Both contemplation and meditation serve to acquaint our mind with virtuous objects. The more familiar we are with such objects, the more peaceful our mind becomes. By training in meditation, and living in accordance with the insights and resolutions developed during meditation, eventually we shall be able to maintain a peaceful mind continuously, throughout our life. More detailed instructions on the contemplations and on meditation in general can be found in Transform Your Life and Joyful Path of Good Fortune.

At the end of each session, we dedicate the merit produced by our meditation towards the attainment of enlightenment. If merit is not dedicated, it can easily be destroyed by anger. By reciting the dedication prayers sincerely at the end of each meditation session, we ensure that the merit we created by meditating is not wasted but acts as a cause of enlightenment.

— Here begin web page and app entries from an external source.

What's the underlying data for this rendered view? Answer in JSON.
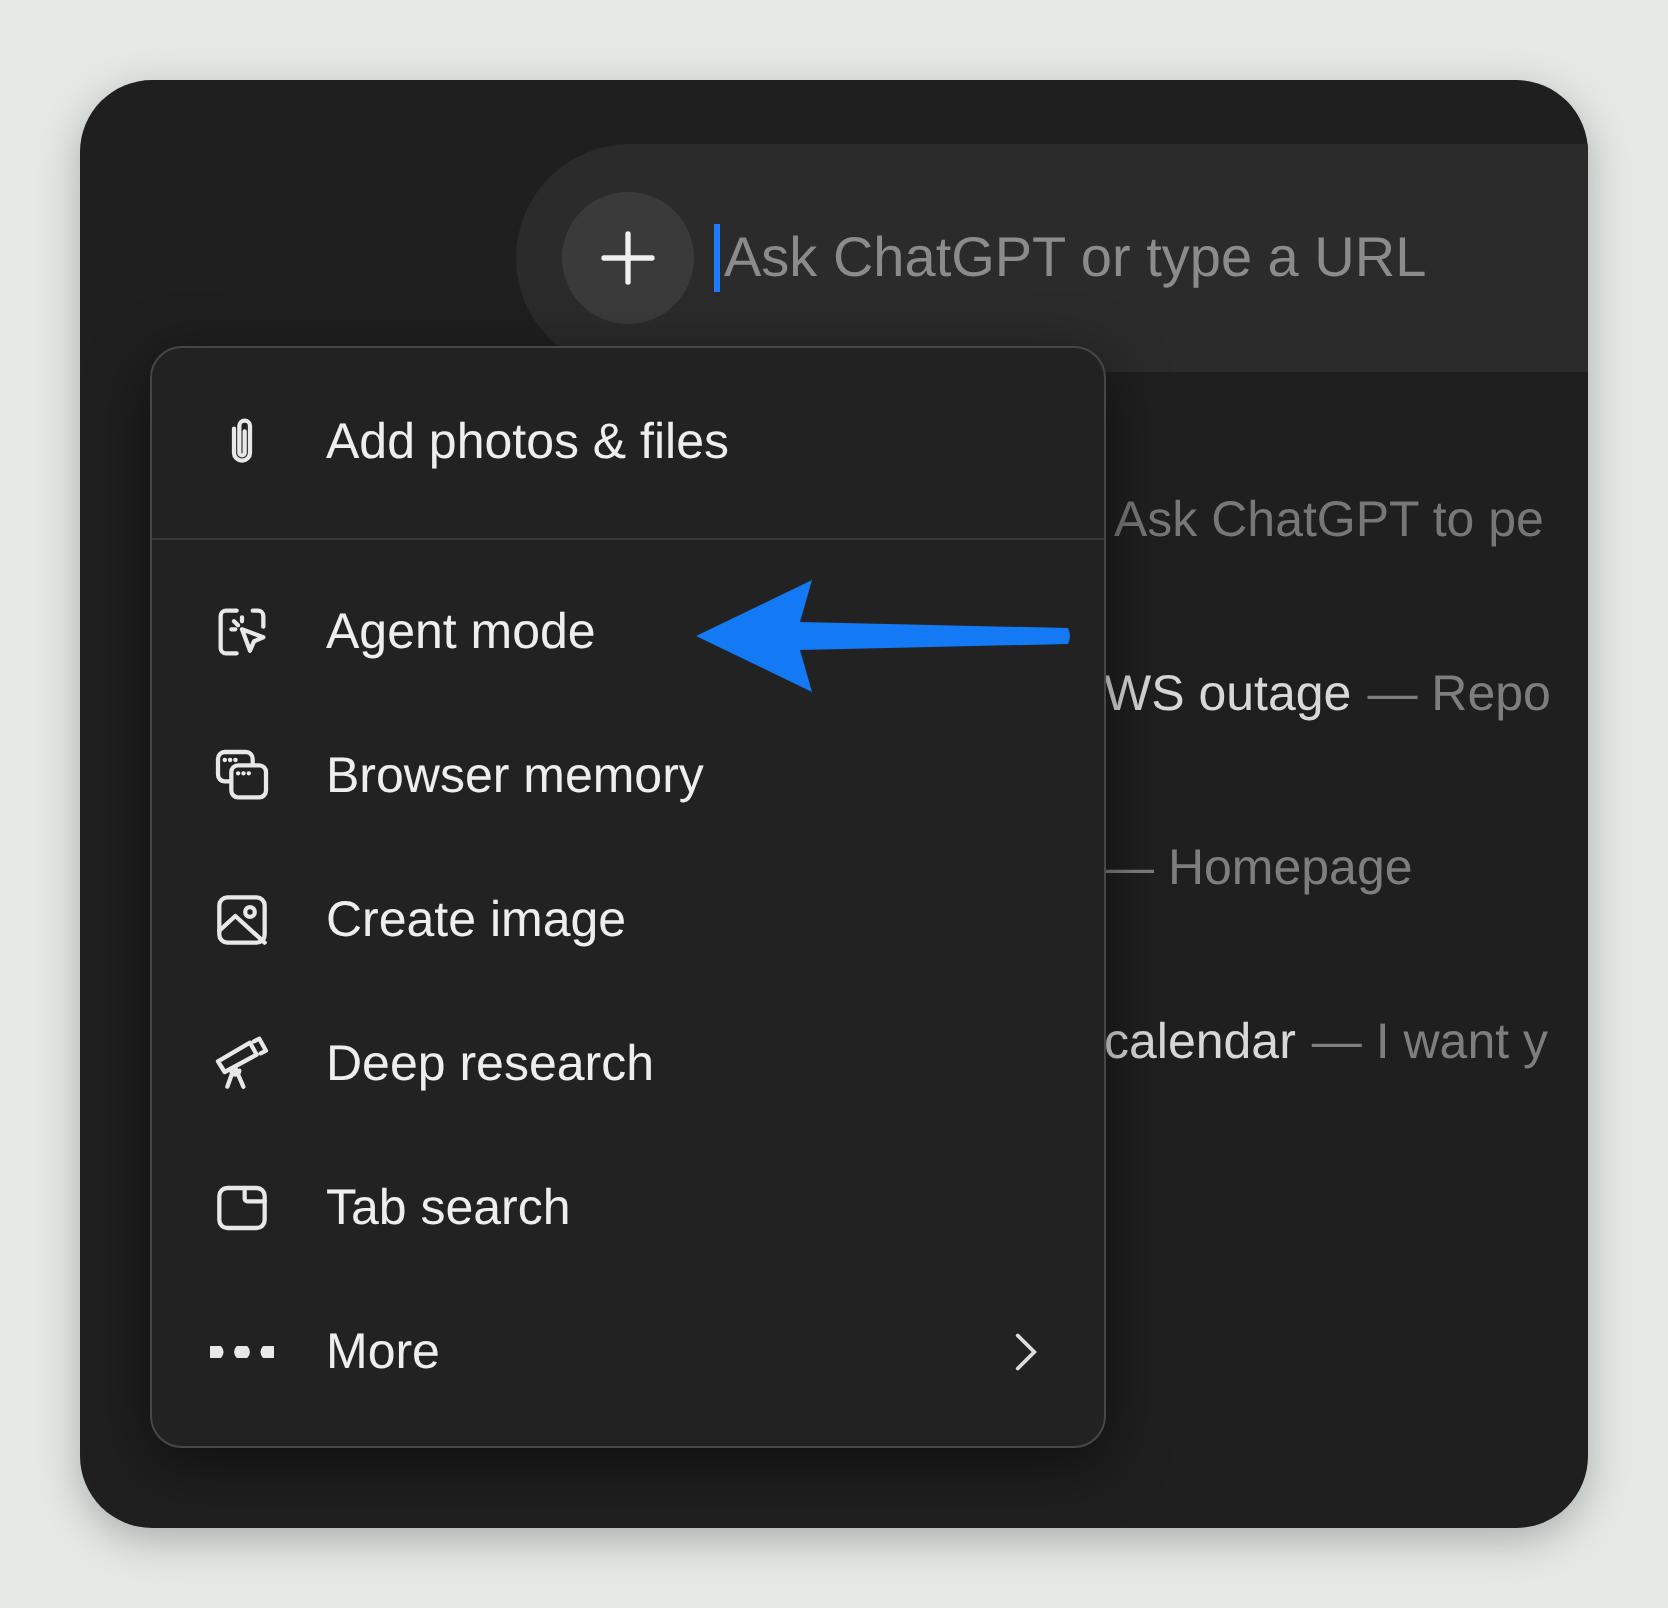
{
  "search": {
    "placeholder": "Ask ChatGPT or type a URL",
    "focused": true
  },
  "hint": "Ask ChatGPT to pe",
  "suggestions": [
    {
      "title": "WS outage",
      "detail": "— Repo"
    },
    {
      "detail": "— Homepage"
    },
    {
      "title": "calendar",
      "detail": "— I want y"
    }
  ],
  "menu": {
    "sections": [
      [
        {
          "label": "Add photos & files",
          "submenu": false
        }
      ],
      [
        {
          "label": "Agent mode",
          "submenu": false
        },
        {
          "label": "Browser memory",
          "submenu": false
        },
        {
          "label": "Create image",
          "submenu": false
        },
        {
          "label": "Deep research",
          "submenu": false
        },
        {
          "label": "Tab search",
          "submenu": false
        },
        {
          "label": "More",
          "submenu": true
        }
      ]
    ]
  }
}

The fifth part of each meditation practice is the subsequent practice. This consists of advice on how to integrate the meditation into our daily life. It is important to remember that Dharma practice is not confined to our activities during the meditation session; it should permeate our whole life. We should not allow a gulf to develop between our meditation and our daily life, because the success of our meditation depends upon the purity of our conduct outside the meditation session. We should keep a watch over our mind at all times by applying mindfulness, alertness, and conscientiousness; and we should try to abandon whatever bad habits we may have. Deep experience of Dharma is the result of practical training over a long period of time, both in and out of meditation. Therefore, we should practise steadily and gently, without being in a hurry to see results.

To summarize, our mind is like a field. Engaging in the preparatory practices is like preparing the field by removing obstacles caused by past negative actions, making it fertile with merit, and watering it with the blessings of the holy beings. Contemplation and meditation are like sowing good seeds, and dedication and subsequent practice are the methods for ripening our harvest of Dharma realizations.

Lamrim instructions are not given merely for the sake of intellectual understanding of the path to enlightenment. They are given to help us to gain deep experience, and should therefore be put into practice. If we train our mind in these meditations every day, eventually we shall gain perfect realizations of all the stages of the path. Until we have reached this stage, we should not tire of listening to oral teachings on Lamrim or reading authentic Lamrim commentaries, and then contemplating and meditating on these instructions. We need continually to expand our understanding of these essential topics and to use this new understanding to enhance our regular meditation.
If we genuinely wish to gain experience of the stages of the path, we should try to meditate every day. On the first day we can meditate on our precious human life, on the second day we can meditate on death and impermanence, and so on, until we complete the whole cycle in twenty-one days. Then we can begin again. Between sessions, we should try to remain mindful of the instructions on subsequent practice. Occasionally, when we have the opportunity, we should do a retreat on Lamrim. A suggested retreat schedule is given in Appendix IV. By practising like this, we use our whole life to further our experience of the stages of the path.